The logic of retribution is not actually an answer to the problem of violence; it is one of the central causes. Nothing stimulates crime as powerfully and effectively as punishment. Punishment is a form of violence in its own right, but it is also a cause of violence. It makes people more violent.
One response to the problem of retributive justice that might help is to re-examine Christianity’s founding documents, the writings of the Bible, and look for bases for a different understanding of justice, ultimate reality, and God. We may call this new understanding “restorative” (as opposed to “retributive”) justice.
In the posts that follow (expanded upon much more extensively in my book, Instead of Atonement), I outline a biblical and theological rationale for rejecting the logic of retribution in favor of a logic of mercy, a rationale to replace “bad news” theology with “good news” theology. I focus on one specific theological theme—salvation.

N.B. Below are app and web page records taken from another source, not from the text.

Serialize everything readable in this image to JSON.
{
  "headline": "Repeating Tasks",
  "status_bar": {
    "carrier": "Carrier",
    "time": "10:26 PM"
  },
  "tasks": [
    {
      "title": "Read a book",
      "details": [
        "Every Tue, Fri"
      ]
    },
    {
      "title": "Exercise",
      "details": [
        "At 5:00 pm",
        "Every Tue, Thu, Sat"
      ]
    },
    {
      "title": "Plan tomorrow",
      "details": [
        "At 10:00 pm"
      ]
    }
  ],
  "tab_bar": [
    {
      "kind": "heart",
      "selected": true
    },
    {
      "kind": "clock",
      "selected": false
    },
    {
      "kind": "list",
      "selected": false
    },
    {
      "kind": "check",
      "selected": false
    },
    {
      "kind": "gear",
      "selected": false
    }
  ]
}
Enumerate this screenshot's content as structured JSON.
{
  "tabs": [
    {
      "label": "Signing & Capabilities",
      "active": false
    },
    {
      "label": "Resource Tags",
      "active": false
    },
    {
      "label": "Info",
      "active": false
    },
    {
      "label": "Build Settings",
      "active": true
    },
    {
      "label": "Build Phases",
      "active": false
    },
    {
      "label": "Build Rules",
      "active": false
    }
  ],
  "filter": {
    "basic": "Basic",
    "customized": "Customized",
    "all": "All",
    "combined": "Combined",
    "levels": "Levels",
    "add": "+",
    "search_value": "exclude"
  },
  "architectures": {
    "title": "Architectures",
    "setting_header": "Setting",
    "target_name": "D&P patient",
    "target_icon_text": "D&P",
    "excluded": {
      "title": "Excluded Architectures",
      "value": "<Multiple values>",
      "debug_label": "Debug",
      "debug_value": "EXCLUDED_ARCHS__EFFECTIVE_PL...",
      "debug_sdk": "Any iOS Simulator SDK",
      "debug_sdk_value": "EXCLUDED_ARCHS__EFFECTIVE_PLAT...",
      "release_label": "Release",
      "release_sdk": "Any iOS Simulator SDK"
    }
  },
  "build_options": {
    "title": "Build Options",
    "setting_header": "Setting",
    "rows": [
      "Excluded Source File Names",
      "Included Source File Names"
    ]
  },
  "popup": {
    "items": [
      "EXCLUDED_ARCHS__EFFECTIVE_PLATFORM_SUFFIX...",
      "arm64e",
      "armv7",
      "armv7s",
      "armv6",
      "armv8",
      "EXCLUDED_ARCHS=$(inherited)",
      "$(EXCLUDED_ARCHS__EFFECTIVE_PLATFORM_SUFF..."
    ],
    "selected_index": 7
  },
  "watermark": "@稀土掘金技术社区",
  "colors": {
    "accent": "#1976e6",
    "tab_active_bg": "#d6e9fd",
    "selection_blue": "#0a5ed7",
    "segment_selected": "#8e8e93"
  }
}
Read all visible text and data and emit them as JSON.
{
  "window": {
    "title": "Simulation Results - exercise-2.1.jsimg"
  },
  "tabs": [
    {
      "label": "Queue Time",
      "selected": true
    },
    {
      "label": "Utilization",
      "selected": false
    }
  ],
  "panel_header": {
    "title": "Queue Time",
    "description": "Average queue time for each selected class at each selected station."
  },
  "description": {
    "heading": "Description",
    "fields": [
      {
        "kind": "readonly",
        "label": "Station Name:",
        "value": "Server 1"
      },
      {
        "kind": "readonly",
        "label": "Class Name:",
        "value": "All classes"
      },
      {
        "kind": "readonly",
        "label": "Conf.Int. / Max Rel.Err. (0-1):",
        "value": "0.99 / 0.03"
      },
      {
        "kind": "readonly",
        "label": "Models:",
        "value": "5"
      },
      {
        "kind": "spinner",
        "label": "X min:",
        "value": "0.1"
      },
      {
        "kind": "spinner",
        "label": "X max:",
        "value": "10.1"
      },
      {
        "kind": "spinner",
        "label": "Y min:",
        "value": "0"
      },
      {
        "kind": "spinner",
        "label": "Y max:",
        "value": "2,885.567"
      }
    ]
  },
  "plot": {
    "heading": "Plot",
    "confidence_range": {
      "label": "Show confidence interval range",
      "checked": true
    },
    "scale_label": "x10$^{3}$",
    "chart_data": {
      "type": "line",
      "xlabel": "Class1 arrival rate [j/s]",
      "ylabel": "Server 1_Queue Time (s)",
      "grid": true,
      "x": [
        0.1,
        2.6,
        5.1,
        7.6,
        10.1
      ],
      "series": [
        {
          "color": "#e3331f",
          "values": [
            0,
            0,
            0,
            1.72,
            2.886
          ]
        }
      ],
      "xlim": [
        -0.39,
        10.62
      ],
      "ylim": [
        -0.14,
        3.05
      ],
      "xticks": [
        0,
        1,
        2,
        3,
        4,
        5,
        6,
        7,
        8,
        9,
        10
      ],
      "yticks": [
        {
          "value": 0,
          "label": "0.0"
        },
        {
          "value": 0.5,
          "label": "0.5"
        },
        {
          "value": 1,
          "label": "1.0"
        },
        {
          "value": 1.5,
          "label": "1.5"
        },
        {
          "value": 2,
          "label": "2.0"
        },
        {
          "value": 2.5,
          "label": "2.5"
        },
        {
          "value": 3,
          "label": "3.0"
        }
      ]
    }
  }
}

We may see at the heart of the retributive paradigm an understanding of God’s holiness and justice that bases salvation on sacrificial violence. In such a world, we find inevitable links between the belief that God requires violence in response to violence with the justification of human beings being the agents of such required violence against other human beings.
I argue that the Bible portrays the means of salvation as free from sacred violence. We may appropriately affirm that God’s will does not ever include violence. Our affirmation of God’s rejection of violence takes the ground out from the logic of retribution. We may, in God’s name, actively seek alternatives to the various ways of justifying violence as the appropriate response to wrongdoing.
7 thoughts on “Salvation and the way of peace—(1) The problem”
Shouldn’t this post have just read: See my book?
So do you have it, yet? I figured I could save you some $$ and time….
Thank you …Thank you! So clear and helpful.
Great post! Although I’m not a pacifist (you might recall our blog-conversation earlier this year), I am deeply sympathetic to your criticism of retributive violence. I’m also very critical of atonement theories that depend primarily on retribution logic.
I haven’t read your book, but I am curious about how you address other potential rationales for violence. I can think of a four others: rehabilitation, deterrence, protection, and reprobation (i.e. condemning the wrongdoing)–these are drawn from Nicholas Wolterstorff’s “Justice in Love” (I describe them here – http://wp.me/p3mheW-fE).
Anyway, I’ll stay tuned!
Ted, thanks for your post — and for introducing your new book, which I have just ordered.
I am eager to see how you deal with non-violent theories of atonement. There are ways to interpret atonement other than by the penal substitutionary theory.
Excellent summary of what looks like a great book, Ted. I look forward to reading it. I will likely use it as a seminary text. Most of my students under the age of 30 enter school with the view of atonement you propose, often as an intuitive theology rather than a developed position so your text should be helpful.
However, as Blair Wilmer correctly suggests, a more robust understanding of atonement does not solve all political problems and ethical challenges relative to public justice, especially in relationship to some version of R2P — a responsibility to protect vulnerable communities and populations from violent aggressors. God and God’s atonement might indeed be non-violent but humanity is not.
I have worked for pacifist institutions and churches for over thirty years. When our pacific campuses or solemn sanctuaries are threatened by robbers or rapists, we quickly, and most would agree correctly, call the police. The ongoing work for Christian pacifists, it seems to me, is to address the dimensions of life a nonviolent atonement and pacifist Jesus cannot save.
Correction, I was looking at the site of Ben Nasmith, not Blair Wilmer, for the comments on other potential rationales for non-pacifistic responses for justice…